gd & st
#10: Be invisible.
Do not use "I" or "me". Yes you are writing the paper. The reader knows it. To refer to yourself and what you think is both redundant and self-aggrandizing. Oh, and stating “I think…” generally means you weren’t.
#9: Don't point fingers.
Do not use "you" or "your" or "you're". That's like pointing at someone in public and it's just bad manners. Instead, be inclusive. If you must use a pronoun to refer to the reader(s), use ”one” or okay, if you must: "we" "our" or "us."
#8: Give it to 'em straight!
The opening paragraph shows where you're headed with your essay. The last sentence is this opening paragraph might as well, or better yet should, include a THESIS. Don't be afraid to have your thesis in the form of a question. Write this paragraph last!
#7: No time traveling!
Make sure that all your verb tenses match. If you are writing about a piece of fiction, it is perfectly acceptable to keep all verb tenses in the present tense:
When Julio is a young boy, he realizes how much he loves books; later, when Julio is an adult,
this love for books is what gets him in trouble.
No preps at the end!
Unless it is a phrasing issue, bury your prepositions in the middle of a sentence.
Julio is questioning the world he lives in.
Julio is questioning the world in which he lives.
After all, a preposition is the word you are not to end a sentence with. Wait a minute…!
Semi-colon or Colon? That is the question...
Don't know which to use? Look at what you're saying. A semi-colon is used when you have two complete sentences that are connected by their theme. A colon is used to start a list or to introduce an idea that is not a complete sentence. Note how each is used in the following sentences:
Julio realized that he would not cry if his wife were to die suddenly; he did not love her, and he would not miss her.
Julio thought quickly about the things he'd want to bring: his books, a flashlight, and some warm clothes.
Julio realized there was at least one thing he would not miss: his wife.
Convince the jury beyond a reasonable doubt.

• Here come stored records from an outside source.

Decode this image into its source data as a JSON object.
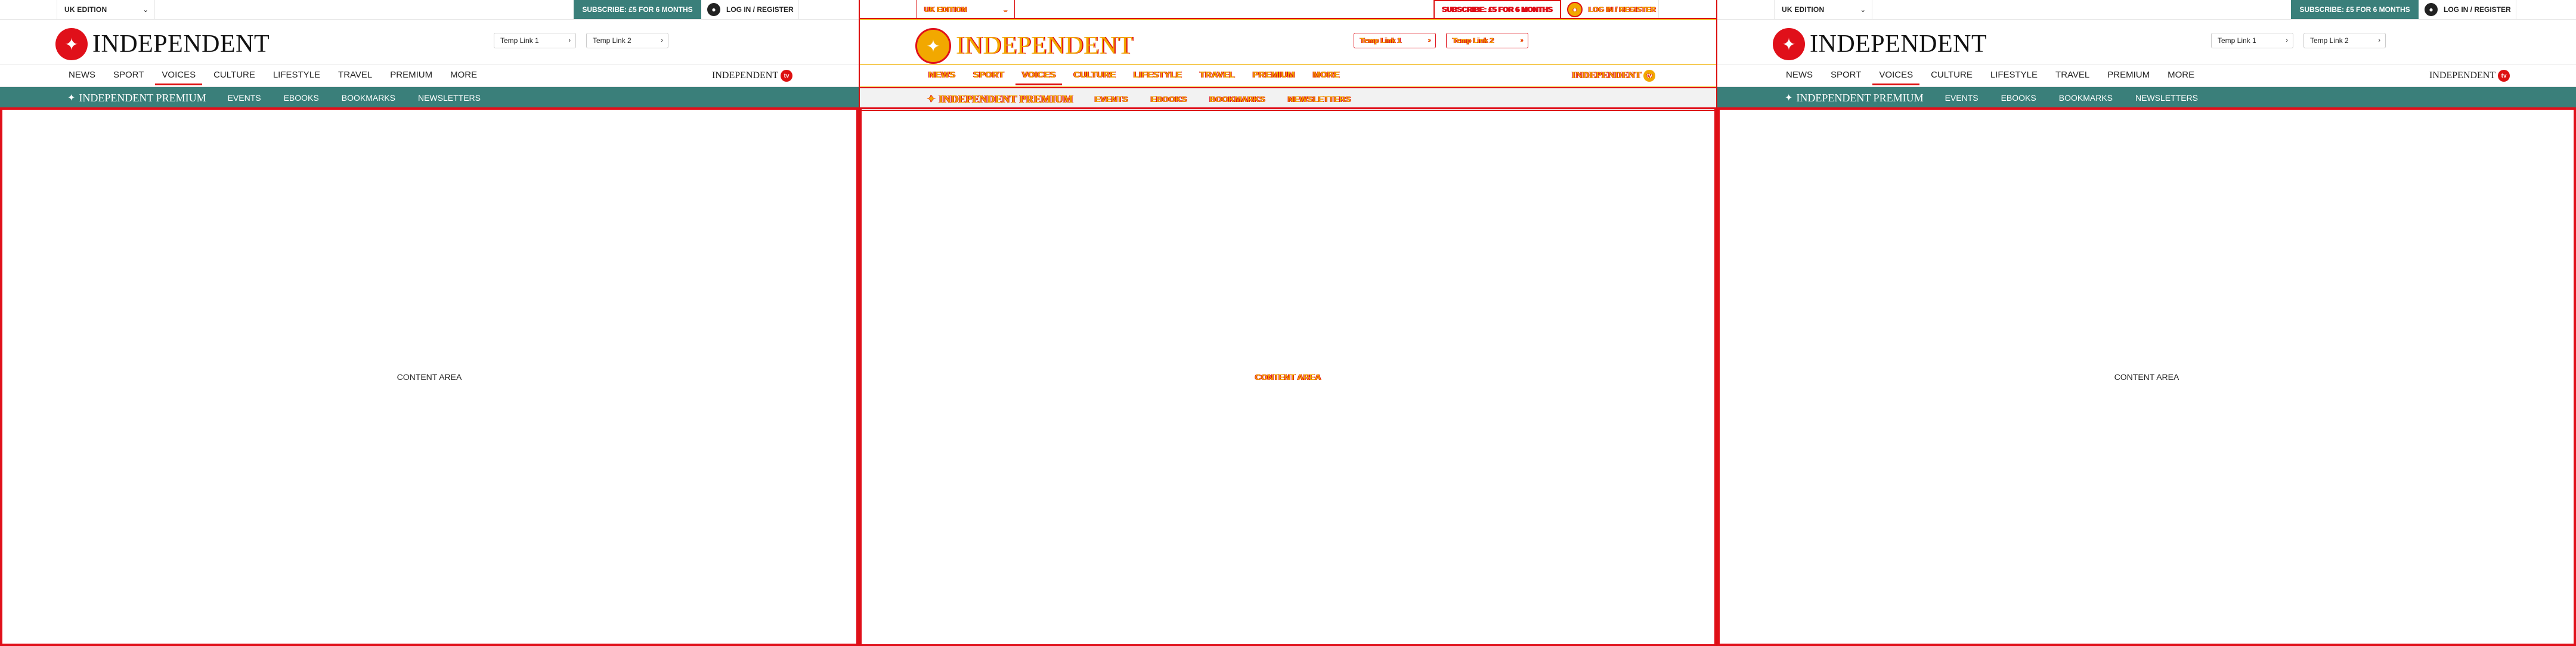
{
  "topbar": {
    "edition": "UK EDITION",
    "subscribe": "SUBSCRIBE: £5 FOR 6 MONTHS",
    "login": "LOG IN / REGISTER"
  },
  "masthead": {
    "logo": "INDEPENDENT",
    "temp_link_1": "Temp Link 1",
    "temp_link_2": "Temp Link 2"
  },
  "nav": {
    "items": [
      "NEWS",
      "SPORT",
      "VOICES",
      "CULTURE",
      "LIFESTYLE",
      "TRAVEL",
      "PREMIUM",
      "MORE"
    ],
    "active": "VOICES",
    "tv_logo": "INDEPENDENT",
    "tv_badge": "tv"
  },
  "premium": {
    "logo": "INDEPENDENT PREMIUM",
    "links": [
      "EVENTS",
      "EBOOKS",
      "BOOKMARKS",
      "NEWSLETTERS"
    ]
  },
  "content": {
    "label": "CONTENT AREA"
  },
  "colors": {
    "brand_red": "#e0101a",
    "teal": "#3a7f7a"
  }
}
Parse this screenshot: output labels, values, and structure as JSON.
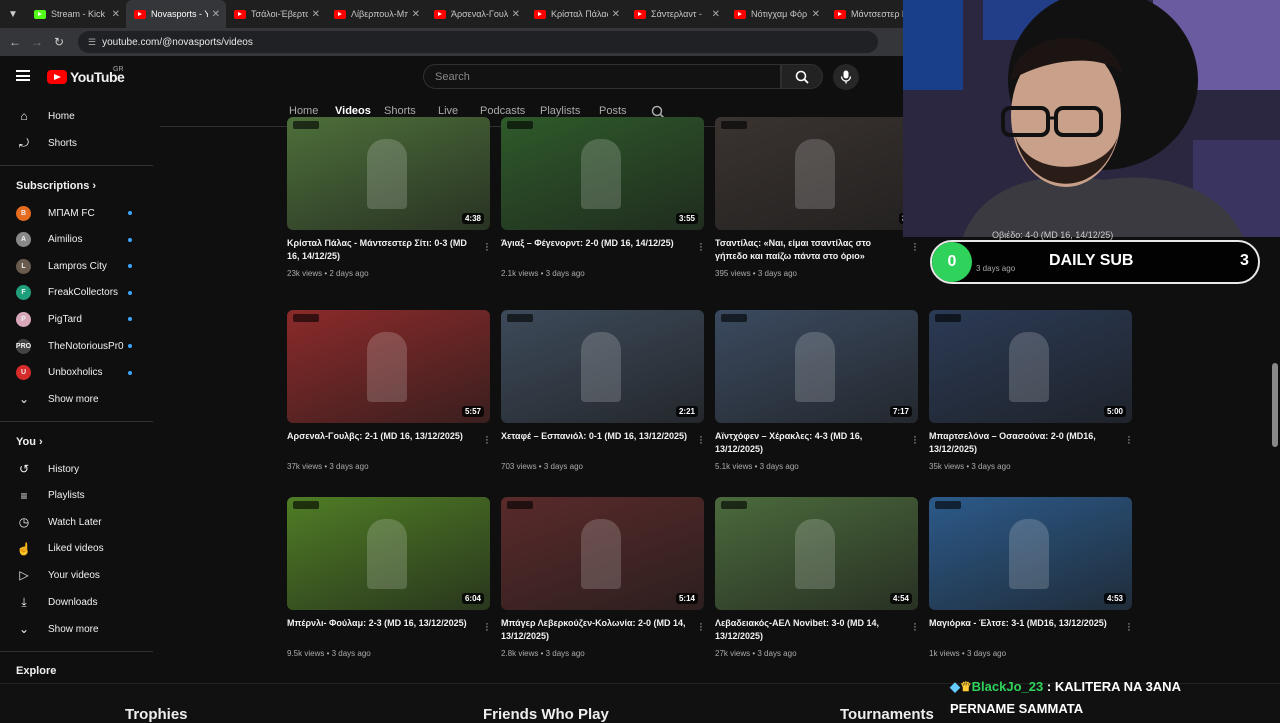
{
  "tabs": [
    {
      "title": "Stream - Kick D",
      "fav": "#53fc18",
      "active": false
    },
    {
      "title": "Novasports - Y",
      "fav": "#ff0000",
      "active": true
    },
    {
      "title": "Τσάλοι-Έβερτο",
      "fav": "#ff0000",
      "active": false
    },
    {
      "title": "Λίβερπουλ-Μπ",
      "fav": "#ff0000",
      "active": false
    },
    {
      "title": "Άρσεναλ-Γουλ",
      "fav": "#ff0000",
      "active": false
    },
    {
      "title": "Κρίσταλ Πάλας",
      "fav": "#ff0000",
      "active": false
    },
    {
      "title": "Σάντερλαντ -",
      "fav": "#ff0000",
      "active": false
    },
    {
      "title": "Νότιγχαμ Φόρ",
      "fav": "#ff0000",
      "active": false
    },
    {
      "title": "Μάντσεστερ Γ",
      "fav": "#ff0000",
      "active": false
    }
  ],
  "address": {
    "url": "youtube.com/@novasports/videos"
  },
  "header": {
    "logo": "YouTube",
    "country": "GR",
    "search_placeholder": "Search"
  },
  "sidebar": {
    "main": [
      {
        "label": "Home",
        "icon": "home-icon"
      },
      {
        "label": "Shorts",
        "icon": "shorts-icon"
      }
    ],
    "subscriptions_heading": "Subscriptions",
    "subscriptions": [
      {
        "label": "ΜΠΑΜ FC",
        "color": "#e56b1f",
        "initial": "B"
      },
      {
        "label": "Aimilios",
        "color": "#888888",
        "initial": "A"
      },
      {
        "label": "Lampros City",
        "color": "#6a5b4f",
        "initial": "L"
      },
      {
        "label": "FreakCollectors",
        "color": "#1e9e7a",
        "initial": "F"
      },
      {
        "label": "PigTard",
        "color": "#d8a7b9",
        "initial": "P"
      },
      {
        "label": "TheNotoriousPr0",
        "color": "#444444",
        "initial": "PRO"
      },
      {
        "label": "Unboxholics",
        "color": "#d62b2b",
        "initial": "U"
      }
    ],
    "show_more": "Show more",
    "you_heading": "You",
    "you": [
      {
        "label": "History",
        "icon": "history-icon"
      },
      {
        "label": "Playlists",
        "icon": "playlists-icon"
      },
      {
        "label": "Watch Later",
        "icon": "clock-icon"
      },
      {
        "label": "Liked videos",
        "icon": "thumbs-up-icon"
      },
      {
        "label": "Your videos",
        "icon": "video-icon"
      },
      {
        "label": "Downloads",
        "icon": "download-icon"
      }
    ],
    "show_more_2": "Show more",
    "explore_heading": "Explore"
  },
  "channel_tabs": [
    "Home",
    "Videos",
    "Shorts",
    "Live",
    "Podcasts",
    "Playlists",
    "Posts"
  ],
  "selected_tab": "Videos",
  "videos": [
    {
      "title": "Κρίσταλ Πάλας - Μάντσεστερ Σίτι: 0-3 (MD 16, 14/12/25)",
      "views": "23k views",
      "age": "2 days ago",
      "duration": "4:38",
      "bg": "#4d6f3a"
    },
    {
      "title": "Άγιαξ – Φέγενορντ: 2-0 (MD 16, 14/12/25)",
      "views": "2.1k views",
      "age": "3 days ago",
      "duration": "3:55",
      "bg": "#2e5a2a"
    },
    {
      "title": "Τσαντίλας: «Ναι, είμαι τσαντίλας στο γήπεδο και παίζω πάντα στο όριο»",
      "views": "395 views",
      "age": "3 days ago",
      "duration": "3:",
      "bg": "#3a3330"
    },
    {
      "title": "Αρσεναλ-Γουλβς: 2-1 (MD 16, 13/12/2025)",
      "views": "37k views",
      "age": "3 days ago",
      "duration": "5:57",
      "bg": "#8b2a2a"
    },
    {
      "title": "Χεταφέ – Εσπανιόλ: 0-1 (MD 16, 13/12/2025)",
      "views": "703 views",
      "age": "3 days ago",
      "duration": "2:21",
      "bg": "#3d4a5a"
    },
    {
      "title": "Αϊντχόφεν – Χέρακλες: 4-3 (MD 16, 13/12/2025)",
      "views": "5.1k views",
      "age": "3 days ago",
      "duration": "7:17",
      "bg": "#3b4a60"
    },
    {
      "title": "Μπαρτσελόνα – Οσασούνα: 2-0 (MD16, 13/12/2025)",
      "views": "35k views",
      "age": "3 days ago",
      "duration": "5:00",
      "bg": "#2b3a55"
    },
    {
      "title": "Μπέρνλι- Φούλαμ: 2-3 (MD 16, 13/12/2025)",
      "views": "9.5k views",
      "age": "3 days ago",
      "duration": "6:04",
      "bg": "#4f7d25"
    },
    {
      "title": "Μπάγερ Λεβερκούζεν-Κολωνία: 2-0 (MD 14, 13/12/2025)",
      "views": "2.8k views",
      "age": "3 days ago",
      "duration": "5:14",
      "bg": "#5a2a2a"
    },
    {
      "title": "Λεβαδειακός-ΑΕΛ Novibet: 3-0 (MD 14, 13/12/2025)",
      "views": "27k views",
      "age": "3 days ago",
      "duration": "4:54",
      "bg": "#4b6a3c"
    },
    {
      "title": "Μαγιόρκα - Έλτσε: 3-1 (MD16, 13/12/2025)",
      "views": "1k views",
      "age": "3 days ago",
      "duration": "4:53",
      "bg": "#2c5a8a"
    }
  ],
  "overlay": {
    "sub_count": "0",
    "sub_label": "DAILY SUB",
    "sub_goal": "3",
    "hidden_title": "Οβιέδο: 4-0 (MD 16, 14/12/25)",
    "hidden_age": "3 days ago",
    "chat_user": "BlackJo_23",
    "chat_sep": ":",
    "chat_msg1": "KALITERA NA 3ANA",
    "chat_msg2": "PERNAME SAMMATA"
  },
  "game_hud": [
    "Trophies",
    "Friends Who Play",
    "Tournaments"
  ],
  "colors": {
    "accent": "#ff0000",
    "link": "#3ea6ff",
    "sub_green": "#2fd35b"
  }
}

Make sure you provide clear evidence to reinforce your theory of the crime...I mean, to reinforce your thesis. A very important note on this rule: evidence is NOT the same as plot summary.
Instead, tell them what the details
. I repeat: NO PLOT SUMMARY! Always remember that your reader has already read the book; don't tell them what it's about yet again…
#3: DPQ! (Don't Plunk the Quote!)
All quotes should be embedded in the text, meaning that you should introduce your idea and provide context before
the quote into your own prose. (I call this IPD.) Quotes longer than three lines should be set apart from your text and should look exactly as they look in the book itself; skip a line and indent, and you do not need to use quotation marks – setting the quote apart suffices. Shorter quotes should be merged directly into your text.
#2: Bring it on home.
After you have argued the case in the main body of your essay: those middle paragraphs, return to your original idea: your thesis question at the end of your opening paragraph and in this final paragraph sum things up and point out how your thesis has been proved/your question answered.
print out a paper and then just hand it in without looking it over very, very carefully.
to make sure all the bits and pieces are there and to catch any errors you might have previously overlooked. Remember: you want to be proud to have your name at the top of the page!